<<<<

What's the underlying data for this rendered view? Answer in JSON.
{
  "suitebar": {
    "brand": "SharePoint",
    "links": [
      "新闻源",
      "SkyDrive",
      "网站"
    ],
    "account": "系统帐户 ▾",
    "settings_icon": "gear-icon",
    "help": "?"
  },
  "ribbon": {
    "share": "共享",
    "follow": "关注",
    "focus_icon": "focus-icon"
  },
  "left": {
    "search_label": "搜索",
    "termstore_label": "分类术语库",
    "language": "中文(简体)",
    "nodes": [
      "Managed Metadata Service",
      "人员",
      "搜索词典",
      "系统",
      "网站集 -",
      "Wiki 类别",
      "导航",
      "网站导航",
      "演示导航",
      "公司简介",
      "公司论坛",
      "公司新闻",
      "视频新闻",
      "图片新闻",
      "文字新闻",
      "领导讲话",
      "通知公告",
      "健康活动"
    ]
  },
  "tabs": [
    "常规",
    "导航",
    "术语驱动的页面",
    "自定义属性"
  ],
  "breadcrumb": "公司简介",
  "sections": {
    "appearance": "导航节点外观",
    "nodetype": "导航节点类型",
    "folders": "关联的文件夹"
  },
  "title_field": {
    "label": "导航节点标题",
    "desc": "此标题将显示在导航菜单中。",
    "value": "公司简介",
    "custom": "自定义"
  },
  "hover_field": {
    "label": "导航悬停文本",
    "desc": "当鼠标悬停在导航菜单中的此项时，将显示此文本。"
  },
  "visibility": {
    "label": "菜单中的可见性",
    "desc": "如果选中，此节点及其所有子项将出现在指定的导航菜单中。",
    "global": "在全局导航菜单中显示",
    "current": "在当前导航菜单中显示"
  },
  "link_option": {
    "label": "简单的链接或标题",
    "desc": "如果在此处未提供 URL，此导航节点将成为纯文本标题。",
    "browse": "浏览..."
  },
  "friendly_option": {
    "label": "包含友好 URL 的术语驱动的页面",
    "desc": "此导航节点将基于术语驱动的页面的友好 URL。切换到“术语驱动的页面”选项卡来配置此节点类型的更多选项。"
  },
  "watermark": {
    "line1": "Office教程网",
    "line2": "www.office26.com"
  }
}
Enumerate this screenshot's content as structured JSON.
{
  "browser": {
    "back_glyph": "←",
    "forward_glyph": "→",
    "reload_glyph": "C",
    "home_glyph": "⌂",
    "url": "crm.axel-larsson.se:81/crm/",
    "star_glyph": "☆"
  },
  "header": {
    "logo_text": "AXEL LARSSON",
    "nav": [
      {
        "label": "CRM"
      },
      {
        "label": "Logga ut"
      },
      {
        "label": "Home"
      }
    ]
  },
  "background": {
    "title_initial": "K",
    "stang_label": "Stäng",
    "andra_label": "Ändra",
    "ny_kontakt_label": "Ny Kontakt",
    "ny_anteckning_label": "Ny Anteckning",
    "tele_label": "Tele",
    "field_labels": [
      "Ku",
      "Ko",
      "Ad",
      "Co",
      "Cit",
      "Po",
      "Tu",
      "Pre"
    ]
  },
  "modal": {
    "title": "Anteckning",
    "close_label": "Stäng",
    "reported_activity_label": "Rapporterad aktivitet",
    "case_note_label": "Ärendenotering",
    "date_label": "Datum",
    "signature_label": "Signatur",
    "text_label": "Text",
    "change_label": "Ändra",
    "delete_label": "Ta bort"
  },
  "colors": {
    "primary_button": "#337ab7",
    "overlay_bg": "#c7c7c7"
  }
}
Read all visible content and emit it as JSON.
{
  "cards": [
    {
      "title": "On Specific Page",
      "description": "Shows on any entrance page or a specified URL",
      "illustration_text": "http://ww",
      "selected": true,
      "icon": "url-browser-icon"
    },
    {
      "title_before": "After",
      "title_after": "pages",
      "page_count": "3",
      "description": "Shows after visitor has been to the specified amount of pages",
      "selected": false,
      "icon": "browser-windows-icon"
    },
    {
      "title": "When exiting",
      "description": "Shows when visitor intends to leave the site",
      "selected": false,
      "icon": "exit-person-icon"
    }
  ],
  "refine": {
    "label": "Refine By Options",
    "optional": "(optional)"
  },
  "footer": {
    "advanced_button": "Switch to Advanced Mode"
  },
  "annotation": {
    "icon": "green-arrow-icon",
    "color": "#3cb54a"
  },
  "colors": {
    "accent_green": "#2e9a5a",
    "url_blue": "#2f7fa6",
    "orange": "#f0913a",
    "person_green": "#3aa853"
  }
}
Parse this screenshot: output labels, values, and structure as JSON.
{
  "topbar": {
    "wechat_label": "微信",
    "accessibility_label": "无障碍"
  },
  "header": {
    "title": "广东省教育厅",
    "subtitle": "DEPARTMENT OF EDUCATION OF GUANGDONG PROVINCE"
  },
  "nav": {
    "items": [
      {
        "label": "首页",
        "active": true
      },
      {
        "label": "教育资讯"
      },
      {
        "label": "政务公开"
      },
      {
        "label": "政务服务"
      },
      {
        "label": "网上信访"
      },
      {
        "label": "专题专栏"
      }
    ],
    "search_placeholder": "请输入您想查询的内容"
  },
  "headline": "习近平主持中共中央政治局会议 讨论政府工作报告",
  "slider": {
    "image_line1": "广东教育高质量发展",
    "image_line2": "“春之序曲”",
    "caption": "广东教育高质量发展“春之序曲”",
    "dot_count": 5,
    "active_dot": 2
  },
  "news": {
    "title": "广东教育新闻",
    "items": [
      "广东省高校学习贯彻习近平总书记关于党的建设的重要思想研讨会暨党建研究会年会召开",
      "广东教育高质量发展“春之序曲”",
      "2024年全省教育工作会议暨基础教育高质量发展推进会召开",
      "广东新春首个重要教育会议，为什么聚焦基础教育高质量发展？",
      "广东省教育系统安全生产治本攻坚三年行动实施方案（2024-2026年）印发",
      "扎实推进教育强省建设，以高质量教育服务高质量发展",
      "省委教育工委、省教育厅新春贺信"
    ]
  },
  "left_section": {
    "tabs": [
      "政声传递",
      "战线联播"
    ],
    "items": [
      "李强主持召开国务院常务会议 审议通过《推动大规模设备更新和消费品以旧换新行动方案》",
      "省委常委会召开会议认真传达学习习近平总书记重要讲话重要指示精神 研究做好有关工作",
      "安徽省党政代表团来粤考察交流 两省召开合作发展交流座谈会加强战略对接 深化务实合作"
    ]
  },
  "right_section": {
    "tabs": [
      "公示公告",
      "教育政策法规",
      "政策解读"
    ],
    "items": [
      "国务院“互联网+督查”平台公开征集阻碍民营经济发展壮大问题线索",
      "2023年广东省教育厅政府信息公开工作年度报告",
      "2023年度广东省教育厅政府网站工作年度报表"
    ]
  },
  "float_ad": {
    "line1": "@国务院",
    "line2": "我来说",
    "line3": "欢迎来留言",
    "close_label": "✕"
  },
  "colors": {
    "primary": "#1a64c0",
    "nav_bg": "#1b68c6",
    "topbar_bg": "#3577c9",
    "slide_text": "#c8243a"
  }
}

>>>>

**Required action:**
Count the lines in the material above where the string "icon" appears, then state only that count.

**Expected answer:**
6